If the Enlarged Board had taken the view that powers to take decisions falling to opposition divisions could not be delegated to formalities officers, it would have held the referral to be inadmissible because the question put was redundant. Obviously, then, the Enlarged Board - implicitly, perhaps, but unequivocally - has already accepted as a general principle the validity of the Notices issued by the Vice-President DG 2 under Rule 9(3) EPC and delegating to formalities officers duties normally falling to examining or opposition divisions and involving no technical or legal difficulties. It sees no reason to go back on that position now.

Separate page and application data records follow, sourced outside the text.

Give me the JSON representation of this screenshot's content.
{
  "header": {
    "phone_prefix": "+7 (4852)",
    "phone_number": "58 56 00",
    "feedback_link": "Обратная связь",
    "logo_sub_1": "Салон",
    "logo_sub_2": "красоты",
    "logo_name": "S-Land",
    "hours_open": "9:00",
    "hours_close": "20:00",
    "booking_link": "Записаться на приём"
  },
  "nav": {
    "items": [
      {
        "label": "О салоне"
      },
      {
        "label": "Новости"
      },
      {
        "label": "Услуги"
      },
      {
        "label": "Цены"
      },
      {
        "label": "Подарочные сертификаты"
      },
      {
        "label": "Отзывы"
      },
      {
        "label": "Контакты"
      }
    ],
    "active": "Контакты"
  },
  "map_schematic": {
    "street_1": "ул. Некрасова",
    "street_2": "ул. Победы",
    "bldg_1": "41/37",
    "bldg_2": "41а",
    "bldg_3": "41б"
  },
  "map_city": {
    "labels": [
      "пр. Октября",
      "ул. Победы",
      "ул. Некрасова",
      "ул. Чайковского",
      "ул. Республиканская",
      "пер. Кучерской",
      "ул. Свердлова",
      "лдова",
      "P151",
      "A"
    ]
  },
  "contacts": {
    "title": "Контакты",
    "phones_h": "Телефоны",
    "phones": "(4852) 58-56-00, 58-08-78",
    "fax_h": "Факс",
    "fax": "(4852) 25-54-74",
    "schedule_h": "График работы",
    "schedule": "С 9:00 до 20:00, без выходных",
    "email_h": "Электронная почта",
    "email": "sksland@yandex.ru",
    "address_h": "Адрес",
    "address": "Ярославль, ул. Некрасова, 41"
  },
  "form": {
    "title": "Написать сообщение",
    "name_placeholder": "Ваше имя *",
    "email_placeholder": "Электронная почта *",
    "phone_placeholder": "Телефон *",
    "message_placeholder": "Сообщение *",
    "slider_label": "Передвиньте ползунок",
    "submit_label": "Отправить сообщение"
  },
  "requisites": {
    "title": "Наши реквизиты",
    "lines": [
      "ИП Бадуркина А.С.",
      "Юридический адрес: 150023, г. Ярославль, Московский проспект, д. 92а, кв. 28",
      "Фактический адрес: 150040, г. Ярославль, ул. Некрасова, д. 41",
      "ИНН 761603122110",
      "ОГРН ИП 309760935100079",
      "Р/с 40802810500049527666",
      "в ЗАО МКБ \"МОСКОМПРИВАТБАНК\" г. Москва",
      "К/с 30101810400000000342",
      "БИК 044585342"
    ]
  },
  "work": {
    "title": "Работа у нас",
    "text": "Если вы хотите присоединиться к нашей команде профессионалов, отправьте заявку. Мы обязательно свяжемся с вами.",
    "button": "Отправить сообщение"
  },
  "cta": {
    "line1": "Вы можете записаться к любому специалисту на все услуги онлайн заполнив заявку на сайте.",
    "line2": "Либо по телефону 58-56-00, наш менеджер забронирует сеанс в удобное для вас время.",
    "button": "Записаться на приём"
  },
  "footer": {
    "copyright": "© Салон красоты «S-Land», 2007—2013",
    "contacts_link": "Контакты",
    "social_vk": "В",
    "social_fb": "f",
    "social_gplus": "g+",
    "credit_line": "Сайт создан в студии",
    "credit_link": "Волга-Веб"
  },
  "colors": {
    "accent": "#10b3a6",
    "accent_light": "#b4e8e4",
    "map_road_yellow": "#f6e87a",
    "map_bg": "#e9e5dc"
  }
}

7. Lastly, Enlarged Board decisions G 8/91 (OJ EPO 1993, 346, Reasons point 7) and G 9/91 (OJ EPO 1993, 408, Reasons point 18) have clearly stated that opposition - unlike appeal, which is a judicial procedure - is a purely administrative procedure. Opposition divisions are thus purely administrative departments subject to internal guidelines and instructions, provided these are issued by duly empowered authorities. That means that under the powers expressly conferred on him by Article 10(2)(a) EPC the EPO President or his deputy may issue internal administrative instructions such as those under Rule 9(3) EPC which are the subject of the present referral, with a view to ensuring the EPO's smooth functioning (as the article says). The analysis, in the present Opinion, of the measures taken in points 4 and 6 of the Notice under Rule 9(3) EPC shows that this was indeed their purpose.
The Enlarged Board of Appeal answers the two points of law referred to it as follows:
Points 4 and 6 of the Notice of the Vice-President of Directorate-General 2 dated 28 April 1999 (OJ EPO 1999, 506) do not conflict with provisions of a higher level.